Small community in King County prepares for large crowds, garbage during hot weekend

The summer heat for the upcoming weekend is sure to get people outdoors. However, health officials are warning how easily COVID-19 can spread in large crowds. Garbage left behind is another public health concern one community is worried about.

Residents in Fall City are preparing for thousands of people to visit their community. On a hot day, floating down the Snoqualmie River in Fall City is cool way to cool off.

“It’s a lot of fun, it’s beautiful. Chill two and a half, three hours. It’s a great time,” said Dwayne Barnett, while preparing to float on the river.

Barnett visited the river last week and this time he brought his family. He said they’re trying to get a peaceful float in before the anticipated large crowds this weekend. For those that live in the unincorporated community in King County handling all the extra people is a challenge

“Like 30,000 come in and we don’t have public restrooms or resources for garbage collection. So, we have to find a way to coexist,” said Angela Donaldson of the Fall City Community Association

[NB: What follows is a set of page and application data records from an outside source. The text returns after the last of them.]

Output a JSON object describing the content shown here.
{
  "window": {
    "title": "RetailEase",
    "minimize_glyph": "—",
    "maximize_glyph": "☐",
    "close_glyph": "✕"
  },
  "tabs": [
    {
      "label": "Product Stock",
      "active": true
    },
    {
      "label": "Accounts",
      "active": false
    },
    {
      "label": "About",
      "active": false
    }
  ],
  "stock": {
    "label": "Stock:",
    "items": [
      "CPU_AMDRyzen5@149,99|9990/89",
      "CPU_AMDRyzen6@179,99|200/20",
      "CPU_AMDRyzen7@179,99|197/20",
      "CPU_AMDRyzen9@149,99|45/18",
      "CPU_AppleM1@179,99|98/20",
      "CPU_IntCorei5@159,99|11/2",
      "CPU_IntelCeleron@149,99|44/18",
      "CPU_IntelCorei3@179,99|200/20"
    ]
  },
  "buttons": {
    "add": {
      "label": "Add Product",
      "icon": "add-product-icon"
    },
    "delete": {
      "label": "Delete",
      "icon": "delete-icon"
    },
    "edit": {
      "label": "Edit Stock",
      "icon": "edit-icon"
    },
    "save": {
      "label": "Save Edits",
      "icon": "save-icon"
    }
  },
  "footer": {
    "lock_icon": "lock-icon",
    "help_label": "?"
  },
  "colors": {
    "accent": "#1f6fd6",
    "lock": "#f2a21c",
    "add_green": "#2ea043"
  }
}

Coexisting hasn’t been going as smoothly this summer in Donaldson’s opinion. She said in eight weeks this summer visitors have left behind a total of 50,000 pounds of trash.

“The residents are put in a position of having to clean up after them and that’s not what common sense people want. And we just ask for some courtesy really by the people that don’t live here,” said Donaldson.

With temperatures soaring this weekend, the King County Marine Rescue Dive Unit said more patrols will be in Falls City to monitor the river and influx of people.

“We’ve been seeing continuously this whole summer. It keeps our workload very busy which can also make it difficult to get to the emergency calls when we’re chasing around all of the public who is not prepared,” said Sgt. Ben Callahan.

Donaldson said she has also noticed visitors aren’t wearing masks or social distancing, which officials at Public Health - Seattle & King County said is a problem. In a statement, a representative wrote, “Too many people aren’t doing the things we need them to do so we can reopen in-person schooling and other important activities. Safe Start is also the law, with the potential for a misdemeanor citation for violations.”

Donaldson said she and other residents and just asking visitors not to violate their community, so everyone can safely enjoy a float in a clean environment.

“We really want people to use the restrooms that fall city floating provides And not go in people’s private property. It’s not good for the fish, it’s not good for the environment for people to leave their garbage and their waste,” said Donaldson. “It would be great if they could just have some common courtesy.”

Fall City Floating handles parking and reservation information for visitors. The business also has portable restrooms available. Community members are asking visitors to use those resources to help coordinate the influx of people and traffic. More details are available on the Fall City Floating website.